In the last three wars in which the United States has engaged, therehas been a progressive decline in the mortality rate among battle casualtiesreaching medical attention. The exact reason for this decline is hard topinpoint but most observers are in agreement that two of the more importantfactors are availability and utilization of various antibiotics, and speedy,nontraumatic evacuation of seriously wounded casualties to surgical hospitals.(The time lag between wounding and surgery of 58 casualties in World WarII was 15.2 hours as compared with 9.95 hours for 62 casualties in theKorean war.) Although statistics for this latest war have not yet beenanalyzed, it is probably logical to assume that along with the overall


decrease in mortality there was probably also a decrease in the mortalityassociated with wounds of the rectum and rectosigmoid colon. Due creditfor the methods of handling this type of casualty must be given to thesurgeons of World War II who evolved so much of this routine of managementby trial and error based on experience.

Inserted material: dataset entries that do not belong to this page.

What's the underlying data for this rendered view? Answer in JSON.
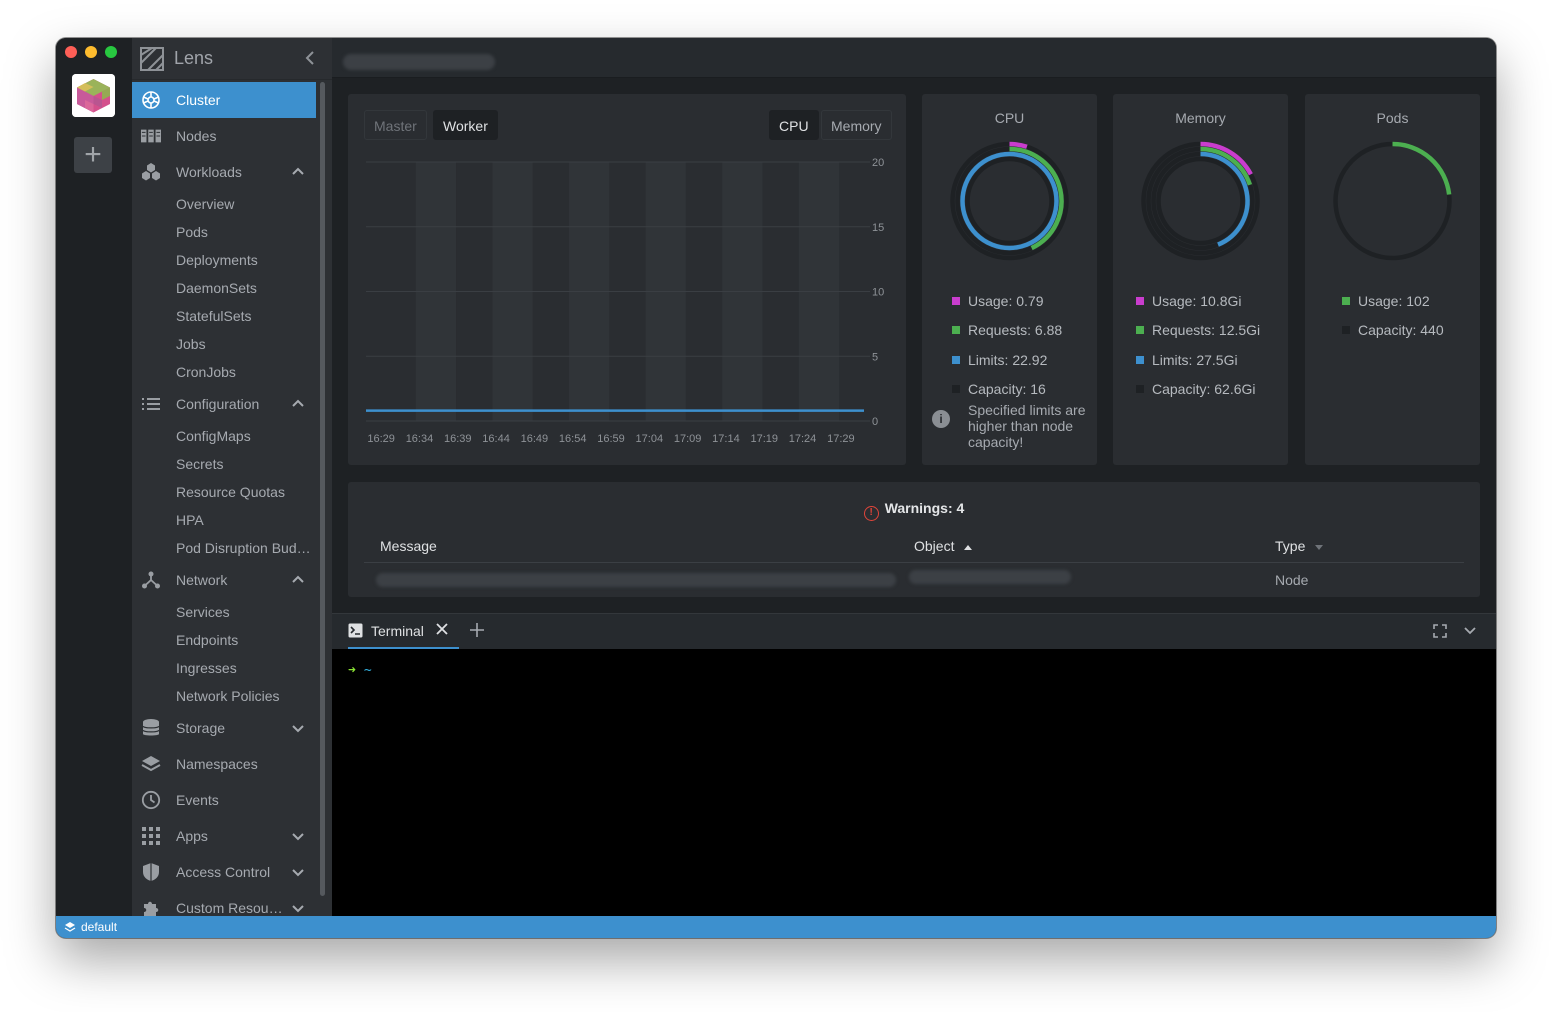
{
  "app": {
    "name": "Lens"
  },
  "colors": {
    "accent": "#3d90ce",
    "usage": "#c93dce",
    "requests": "#4caf50",
    "limits": "#3d90ce",
    "capacity": "#1e2124"
  },
  "sidebar": {
    "items": [
      {
        "label": "Cluster",
        "icon": "kubernetes-wheel-icon",
        "active": true
      },
      {
        "label": "Nodes",
        "icon": "nodes-icon"
      },
      {
        "label": "Workloads",
        "icon": "workloads-icon",
        "expanded": true,
        "children": [
          "Overview",
          "Pods",
          "Deployments",
          "DaemonSets",
          "StatefulSets",
          "Jobs",
          "CronJobs"
        ]
      },
      {
        "label": "Configuration",
        "icon": "list-icon",
        "expanded": true,
        "children": [
          "ConfigMaps",
          "Secrets",
          "Resource Quotas",
          "HPA",
          "Pod Disruption Budgets"
        ]
      },
      {
        "label": "Network",
        "icon": "network-icon",
        "expanded": true,
        "children": [
          "Services",
          "Endpoints",
          "Ingresses",
          "Network Policies"
        ]
      },
      {
        "label": "Storage",
        "icon": "storage-icon",
        "expanded": false
      },
      {
        "label": "Namespaces",
        "icon": "layers-icon"
      },
      {
        "label": "Events",
        "icon": "clock-icon"
      },
      {
        "label": "Apps",
        "icon": "apps-grid-icon",
        "expanded": false
      },
      {
        "label": "Access Control",
        "icon": "shield-icon",
        "expanded": false
      },
      {
        "label": "Custom Resources",
        "icon": "puzzle-icon",
        "expanded": false
      }
    ]
  },
  "metrics": {
    "tabs": {
      "master": "Master",
      "worker": "Worker",
      "cpu": "CPU",
      "memory": "Memory"
    },
    "active_tabs": [
      "Worker",
      "CPU"
    ]
  },
  "chart_data": {
    "type": "line",
    "x": [
      "16:29",
      "16:34",
      "16:39",
      "16:44",
      "16:49",
      "16:54",
      "16:59",
      "17:04",
      "17:09",
      "17:14",
      "17:19",
      "17:24",
      "17:29"
    ],
    "series": [
      {
        "values": [
          0.8,
          0.8,
          0.8,
          0.8,
          0.8,
          0.8,
          0.8,
          0.8,
          0.8,
          0.8,
          0.8,
          0.8,
          0.8
        ]
      }
    ],
    "yticks": [
      0,
      5,
      10,
      15,
      20
    ],
    "ylim": [
      0,
      20
    ],
    "grid": true
  },
  "cpu": {
    "title": "CPU",
    "usage": "Usage: 0.79",
    "requests": "Requests: 6.88",
    "limits": "Limits: 22.92",
    "capacity": "Capacity: 16",
    "usage_value": 0.79,
    "requests_value": 6.88,
    "limits_value": 22.92,
    "capacity_value": 16,
    "note": "Specified limits are higher than node capacity!"
  },
  "memory": {
    "title": "Memory",
    "usage": "Usage: 10.8Gi",
    "requests": "Requests: 12.5Gi",
    "limits": "Limits: 27.5Gi",
    "capacity": "Capacity: 62.6Gi",
    "usage_value": 10.8,
    "requests_value": 12.5,
    "limits_value": 27.5,
    "capacity_value": 62.6
  },
  "pods": {
    "title": "Pods",
    "usage": "Usage: 102",
    "capacity": "Capacity: 440",
    "usage_value": 102,
    "capacity_value": 440
  },
  "warnings": {
    "title": "Warnings: 4",
    "columns": {
      "message": "Message",
      "object": "Object",
      "type": "Type"
    },
    "rows": [
      {
        "type": "Node"
      }
    ]
  },
  "dock": {
    "terminal_label": "Terminal",
    "prompt_arrow": "➜",
    "prompt_dir": "~"
  },
  "statusbar": {
    "namespace": "default"
  }
}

Bradford, B., Jr., Battle, L. H., Jr., and Pasachoff,S. S.: Abdominal Surgery in an Evacuation Hospital. Ann. Surg. 123:32, 1946.

DeBakey, M. E., and Simeone, F. A.: Battle Injuries ofthe Arteries in World War II, Ann. Surg. 123: 534, 1946.

Department of the Army Technical Bulletin, TB Med. 147:12, 1951.

Haffner, H., and Lynn, R. B.: The Closure of Colostomies.Ann Surg. 127: 243, 1948.

Holder, H. G., and Lewison, E. F.: Management of ColostomiesPerformed for War Injuries. Ann. Surg. 126: 253, 1947.

Pearson, R. W., Tuhy, J. E., and Welch, C. S.: AbdominalSurgery in the Evacuation Hospital. Surgery 21: 1, 1947.

Poer, D. H.: The Management of Penetrating Abdominal Injuries.Ann. Surg. 127: 1092, 1948.

Sperling, L., Bosher, L. H., and Zimmerman, H.: Surgeryof War Wounds of the Abdomen. Surgery 21: 258, 1947.

Ziperman, H. H.: Acute Arterial Injuries in the KoreanWar. Ann. Surg. 139: 1, 1954.